McKINNEY, Texas - A 13-year-old boy is being honored for his quick thinking actions that helped save his mother’s life twice.
On two separate occasions, Camille Allen was having a stroke, and both times, her son Xavier noticed the signs and called 911.
Doctors and EMTs said Xavier’s actions were critical in saving her life.
It’s been more than six years since Allen’s first stroke.
She said she didn’t recognize she was having a stroke again, but her son knew something was wrong.
"I’m very proud of him, because if it wasn’t for him, I probably wouldn’t be here today," Allen said.
Back in April 2015, she felt a little off, but didn’t notice any alarming signs until it hit her.
"I felt hot, clammy, couldn’t stop drooling, then I passed out," she recalled.
Her son Xavier, a 7-year-old at the time, saw her and called 911, helping to save his mom’s life.
Then, almost six years to the day, it happened again without warning this past April.
"I couldn’t talk, he was calling my name and I couldn’t answer him," Allen recalled.
"She was looking up, and she was mumbling a lot," Xavier said.
Xavier was once again there to call 911.
"When they asked me if they should have the ambulance come, she was like no. She didn’t want one, but I told them to bring one anyway," he said.
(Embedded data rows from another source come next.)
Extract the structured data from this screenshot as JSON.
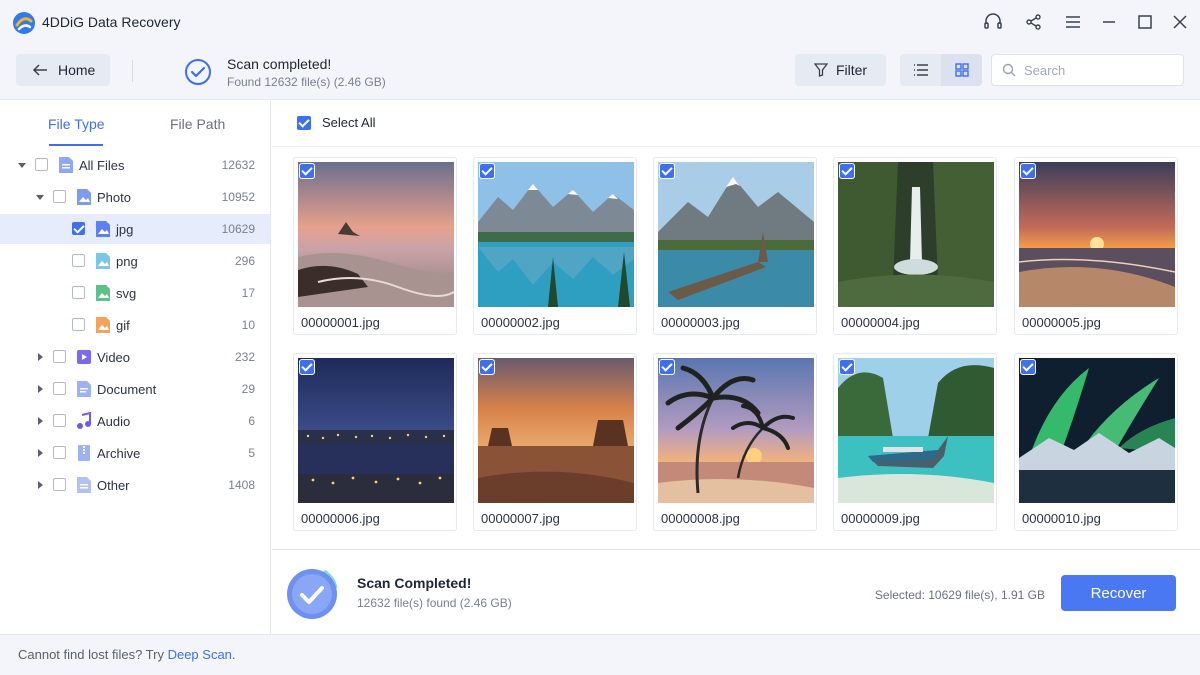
{
  "app": {
    "title": "4DDiG Data Recovery"
  },
  "toolbar": {
    "home_label": "Home",
    "scan_title": "Scan completed!",
    "scan_sub": "Found 12632 file(s) (2.46 GB)",
    "filter_label": "Filter",
    "search_placeholder": "Search"
  },
  "sidebar": {
    "tabs": [
      {
        "label": "File Type",
        "active": true
      },
      {
        "label": "File Path",
        "active": false
      }
    ],
    "tree": [
      {
        "label": "All Files",
        "count": "12632",
        "icon": "all-files-icon",
        "checked": false,
        "expanded": true
      },
      {
        "label": "Photo",
        "count": "10952",
        "icon": "photo-folder-icon",
        "checked": false,
        "expanded": true
      },
      {
        "label": "jpg",
        "count": "10629",
        "icon": "jpg-icon",
        "checked": true,
        "selected": true
      },
      {
        "label": "png",
        "count": "296",
        "icon": "png-icon",
        "checked": false
      },
      {
        "label": "svg",
        "count": "17",
        "icon": "svg-icon",
        "checked": false
      },
      {
        "label": "gif",
        "count": "10",
        "icon": "gif-icon",
        "checked": false
      },
      {
        "label": "Video",
        "count": "232",
        "icon": "video-icon",
        "checked": false,
        "expanded": false
      },
      {
        "label": "Document",
        "count": "29",
        "icon": "document-icon",
        "checked": false,
        "expanded": false
      },
      {
        "label": "Audio",
        "count": "6",
        "icon": "audio-icon",
        "checked": false,
        "expanded": false
      },
      {
        "label": "Archive",
        "count": "5",
        "icon": "archive-icon",
        "checked": false,
        "expanded": false
      },
      {
        "label": "Other",
        "count": "1408",
        "icon": "other-icon",
        "checked": false,
        "expanded": false
      }
    ]
  },
  "main": {
    "select_all_label": "Select All",
    "files": [
      {
        "name": "00000001.jpg",
        "checked": true
      },
      {
        "name": "00000002.jpg",
        "checked": true
      },
      {
        "name": "00000003.jpg",
        "checked": true
      },
      {
        "name": "00000004.jpg",
        "checked": true
      },
      {
        "name": "00000005.jpg",
        "checked": true
      },
      {
        "name": "00000006.jpg",
        "checked": true
      },
      {
        "name": "00000007.jpg",
        "checked": true
      },
      {
        "name": "00000008.jpg",
        "checked": true
      },
      {
        "name": "00000009.jpg",
        "checked": true
      },
      {
        "name": "00000010.jpg",
        "checked": true
      }
    ]
  },
  "status": {
    "title": "Scan Completed!",
    "sub": "12632 file(s) found (2.46 GB)",
    "selected": "Selected: 10629 file(s), 1.91 GB",
    "recover_label": "Recover"
  },
  "footer": {
    "prefix": "Cannot find lost files? Try ",
    "link": "Deep Scan",
    "suffix": "."
  },
  "colors": {
    "accent": "#3d6ff0",
    "button": "#4a78f2"
  }
}
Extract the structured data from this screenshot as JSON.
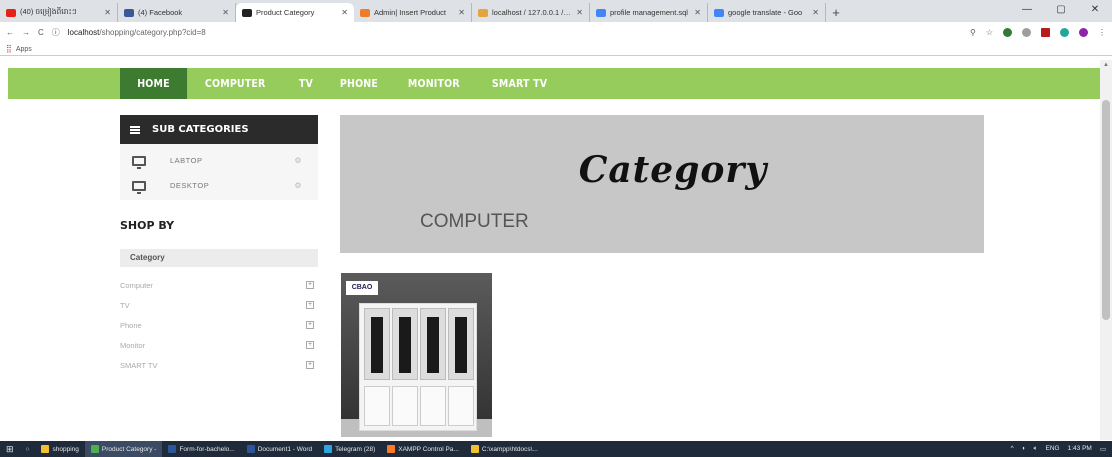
{
  "browser": {
    "tabs": [
      {
        "title": "(40) ចម្រៀងពីរោះៗ",
        "color": "#e62117",
        "active": false
      },
      {
        "title": "(4) Facebook",
        "color": "#3b5998",
        "active": false
      },
      {
        "title": "Product Category",
        "color": "#222222",
        "active": true
      },
      {
        "title": "Admin| Insert Product",
        "color": "#f07c2a",
        "active": false
      },
      {
        "title": "localhost / 127.0.0.1 / sh",
        "color": "#e2a43c",
        "active": false
      },
      {
        "title": "profile management.sql",
        "color": "#4285f4",
        "active": false
      },
      {
        "title": "google translate - Goo",
        "color": "#4285f4",
        "active": false
      }
    ],
    "new_tab": "+",
    "window_controls": [
      "—",
      "▢",
      "✕"
    ],
    "url_host": "localhost",
    "url_path": "/shopping/category.php?cid=8",
    "bookmarks_label": "Apps"
  },
  "nav": {
    "items": [
      "HOME",
      "COMPUTER",
      "TV",
      "PHONE",
      "MONITOR",
      "SMART TV"
    ],
    "active_index": 0
  },
  "sidebar": {
    "sub_title": "SUB CATEGORIES",
    "sub_items": [
      "LABTOP",
      "DESKTOP"
    ],
    "shop_by": "SHOP BY",
    "category_header": "Category",
    "categories": [
      "Computer",
      "TV",
      "Phone",
      "Monitor",
      "SMART TV"
    ]
  },
  "banner": {
    "title": "Category",
    "subtitle": "COMPUTER"
  },
  "product": {
    "logo_text": "CBAO"
  },
  "taskbar": {
    "items": [
      {
        "label": "shopping",
        "color": "#f2c12e",
        "hi": false
      },
      {
        "label": "Product Category -",
        "color": "#4caf50",
        "hi": true
      },
      {
        "label": "Form-for-bachelo...",
        "color": "#2b579a",
        "hi": false
      },
      {
        "label": "Document1 - Word",
        "color": "#2b579a",
        "hi": false
      },
      {
        "label": "Telegram (28)",
        "color": "#2ca5e0",
        "hi": false
      },
      {
        "label": "XAMPP Control Pa...",
        "color": "#fb7a24",
        "hi": false
      },
      {
        "label": "C:\\xampp\\htdocs\\...",
        "color": "#f2c12e",
        "hi": false
      }
    ],
    "lang": "ENG",
    "time": "1:43 PM"
  }
}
Allen was transported to Baylor Scott & White Medical in McKinney. Her stroke was so severe that she was transferred to the comprehensive stroke center at Baylor’s Plano campus.
Allen’s scans from Baylor’s medical team showed severe blockage in her brain.
She spent two days on life support fighting to survive.
"They were calling, getting ready to call my family in because they said I probably wouldn’t make it through the night," she recalled.
But she pulled through thanks to the quick actions of her son, first responders, and medical staff.
"The key here is the timing and presence of mind and the maturity her son had to provide that history and help guide the therapy," Dr. Sam Ritter said.
In the rush, Xavier didn’t get a chance to thank the medics who helped keep him calm.
So when he was assigned to write about his hero in school, he wrote about them.
"My hero was a medic, this medic that saved my mom was a true hero," he said. "I really wish I could’ve given them something for my appreciation of saving my mom’s life."
He hadn’t gotten the chance to thank them in person until Friday.
"Every second with stroke, it counts. So I’m very proud of him," Allen said.
Allen said her doctors are still trying to figure out the cause of her stroke, but she does plan to adjust her lifestyle.
She will also go through speech therapy to help with her recovery.